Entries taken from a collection
----------
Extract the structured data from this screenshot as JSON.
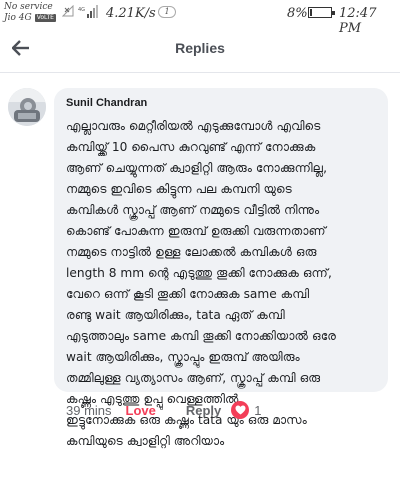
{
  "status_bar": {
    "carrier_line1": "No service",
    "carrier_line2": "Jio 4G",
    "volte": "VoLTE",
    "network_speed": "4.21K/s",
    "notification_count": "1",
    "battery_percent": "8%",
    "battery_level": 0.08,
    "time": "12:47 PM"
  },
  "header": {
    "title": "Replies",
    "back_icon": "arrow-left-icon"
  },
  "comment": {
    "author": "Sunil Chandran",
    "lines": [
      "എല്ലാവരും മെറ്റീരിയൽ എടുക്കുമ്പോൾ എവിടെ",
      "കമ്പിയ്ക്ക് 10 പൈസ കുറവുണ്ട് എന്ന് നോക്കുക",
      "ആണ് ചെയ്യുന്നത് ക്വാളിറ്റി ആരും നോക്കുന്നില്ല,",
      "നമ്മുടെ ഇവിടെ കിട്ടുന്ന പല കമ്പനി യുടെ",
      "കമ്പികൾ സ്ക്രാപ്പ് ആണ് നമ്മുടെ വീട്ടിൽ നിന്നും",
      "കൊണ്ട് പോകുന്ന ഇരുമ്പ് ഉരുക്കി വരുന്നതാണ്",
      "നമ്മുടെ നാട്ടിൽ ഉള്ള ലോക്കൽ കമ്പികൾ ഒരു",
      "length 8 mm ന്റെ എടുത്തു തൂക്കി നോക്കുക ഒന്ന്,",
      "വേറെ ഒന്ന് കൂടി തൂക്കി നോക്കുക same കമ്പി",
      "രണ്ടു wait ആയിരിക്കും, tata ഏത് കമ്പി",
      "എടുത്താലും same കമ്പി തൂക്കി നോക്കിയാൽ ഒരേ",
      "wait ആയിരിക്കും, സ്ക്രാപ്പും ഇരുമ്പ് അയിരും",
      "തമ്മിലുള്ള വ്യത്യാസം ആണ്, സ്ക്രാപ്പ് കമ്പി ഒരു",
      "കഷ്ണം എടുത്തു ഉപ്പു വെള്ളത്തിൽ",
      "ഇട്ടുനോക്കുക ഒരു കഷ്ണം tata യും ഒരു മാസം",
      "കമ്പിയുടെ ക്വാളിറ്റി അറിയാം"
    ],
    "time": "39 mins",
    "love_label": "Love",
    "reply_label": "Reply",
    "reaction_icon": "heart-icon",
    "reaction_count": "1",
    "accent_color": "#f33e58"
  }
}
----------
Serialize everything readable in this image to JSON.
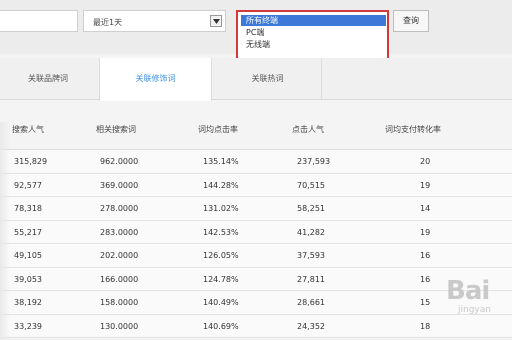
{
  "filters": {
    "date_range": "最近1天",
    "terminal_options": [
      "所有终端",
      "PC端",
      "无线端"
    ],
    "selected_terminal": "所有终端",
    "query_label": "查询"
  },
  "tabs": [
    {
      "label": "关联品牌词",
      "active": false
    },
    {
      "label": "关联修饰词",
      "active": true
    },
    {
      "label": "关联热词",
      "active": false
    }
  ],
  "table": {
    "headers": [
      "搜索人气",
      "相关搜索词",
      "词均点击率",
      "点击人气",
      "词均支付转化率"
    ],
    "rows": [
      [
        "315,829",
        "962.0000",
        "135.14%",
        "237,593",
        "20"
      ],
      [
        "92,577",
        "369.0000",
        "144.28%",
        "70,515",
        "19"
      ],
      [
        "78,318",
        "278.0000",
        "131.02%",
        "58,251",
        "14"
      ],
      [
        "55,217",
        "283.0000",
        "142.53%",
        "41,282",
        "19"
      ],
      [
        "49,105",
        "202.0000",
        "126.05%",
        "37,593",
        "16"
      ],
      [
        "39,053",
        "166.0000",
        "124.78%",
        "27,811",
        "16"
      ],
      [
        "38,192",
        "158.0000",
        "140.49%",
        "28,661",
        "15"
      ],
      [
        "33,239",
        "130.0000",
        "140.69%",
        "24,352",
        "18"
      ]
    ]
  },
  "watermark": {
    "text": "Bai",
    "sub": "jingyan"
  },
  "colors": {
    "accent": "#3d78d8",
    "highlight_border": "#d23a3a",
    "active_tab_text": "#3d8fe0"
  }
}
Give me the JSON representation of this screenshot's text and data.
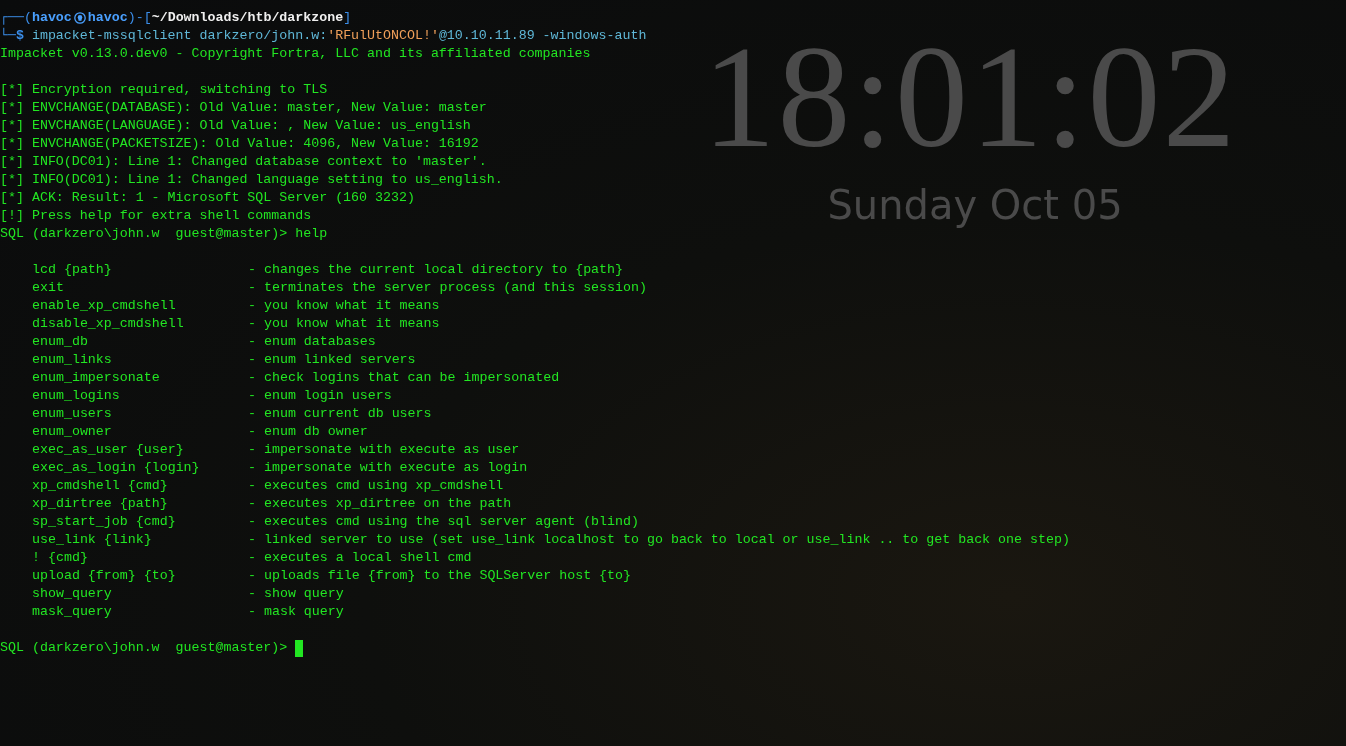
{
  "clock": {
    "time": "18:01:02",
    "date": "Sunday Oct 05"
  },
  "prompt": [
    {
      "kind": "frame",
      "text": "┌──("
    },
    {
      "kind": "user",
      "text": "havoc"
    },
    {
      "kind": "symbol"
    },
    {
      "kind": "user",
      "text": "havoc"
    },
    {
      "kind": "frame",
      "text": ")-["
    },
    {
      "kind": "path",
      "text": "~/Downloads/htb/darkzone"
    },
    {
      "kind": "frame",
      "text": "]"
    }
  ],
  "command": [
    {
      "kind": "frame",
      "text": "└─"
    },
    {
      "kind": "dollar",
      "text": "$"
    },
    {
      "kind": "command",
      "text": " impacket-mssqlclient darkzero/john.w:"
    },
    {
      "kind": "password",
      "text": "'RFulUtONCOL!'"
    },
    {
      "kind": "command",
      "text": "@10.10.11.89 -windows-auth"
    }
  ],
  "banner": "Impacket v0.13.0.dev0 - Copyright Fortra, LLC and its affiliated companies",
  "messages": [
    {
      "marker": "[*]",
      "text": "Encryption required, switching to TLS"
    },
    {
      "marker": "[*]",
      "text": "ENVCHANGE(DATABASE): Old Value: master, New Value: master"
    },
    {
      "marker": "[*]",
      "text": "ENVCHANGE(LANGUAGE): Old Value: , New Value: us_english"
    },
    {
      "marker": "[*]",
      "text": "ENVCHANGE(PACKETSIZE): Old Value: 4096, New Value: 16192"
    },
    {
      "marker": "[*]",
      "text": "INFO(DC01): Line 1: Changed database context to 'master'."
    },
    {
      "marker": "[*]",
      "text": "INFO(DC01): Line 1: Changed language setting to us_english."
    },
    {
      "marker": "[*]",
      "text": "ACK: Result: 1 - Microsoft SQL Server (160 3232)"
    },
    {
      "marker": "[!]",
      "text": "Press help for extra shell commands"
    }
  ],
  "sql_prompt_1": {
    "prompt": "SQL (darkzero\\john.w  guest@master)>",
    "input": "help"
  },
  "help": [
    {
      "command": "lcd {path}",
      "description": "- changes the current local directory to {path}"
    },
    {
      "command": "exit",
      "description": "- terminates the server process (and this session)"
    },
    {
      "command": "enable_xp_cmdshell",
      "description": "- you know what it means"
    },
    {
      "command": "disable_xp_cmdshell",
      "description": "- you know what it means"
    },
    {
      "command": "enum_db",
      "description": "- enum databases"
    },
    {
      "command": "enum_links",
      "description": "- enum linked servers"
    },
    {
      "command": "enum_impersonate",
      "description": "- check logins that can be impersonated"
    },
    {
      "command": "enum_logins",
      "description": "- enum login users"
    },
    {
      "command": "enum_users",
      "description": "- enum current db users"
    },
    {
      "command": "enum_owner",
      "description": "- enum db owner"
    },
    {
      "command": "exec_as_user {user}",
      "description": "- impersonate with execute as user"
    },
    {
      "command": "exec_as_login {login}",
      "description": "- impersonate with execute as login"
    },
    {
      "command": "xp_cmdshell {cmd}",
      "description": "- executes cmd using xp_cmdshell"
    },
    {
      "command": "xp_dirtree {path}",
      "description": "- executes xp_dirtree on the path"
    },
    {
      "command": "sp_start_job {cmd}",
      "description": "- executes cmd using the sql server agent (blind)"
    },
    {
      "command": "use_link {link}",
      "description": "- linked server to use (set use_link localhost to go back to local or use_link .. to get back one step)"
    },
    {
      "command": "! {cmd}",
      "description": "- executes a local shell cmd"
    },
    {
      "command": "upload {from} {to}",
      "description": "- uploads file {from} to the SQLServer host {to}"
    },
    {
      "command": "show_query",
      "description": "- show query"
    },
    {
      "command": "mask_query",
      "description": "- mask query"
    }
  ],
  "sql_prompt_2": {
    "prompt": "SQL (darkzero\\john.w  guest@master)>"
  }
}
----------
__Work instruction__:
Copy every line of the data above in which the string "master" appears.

__Worked solution__:
      "text": "ENVCHANGE(DATABASE): Old Value: master, New Value: master"
      "text": "INFO(DC01): Line 1: Changed database context to 'master'."
    "prompt": "SQL (darkzero\\john.w  guest@master)>",
    "prompt": "SQL (darkzero\\john.w  guest@master)>"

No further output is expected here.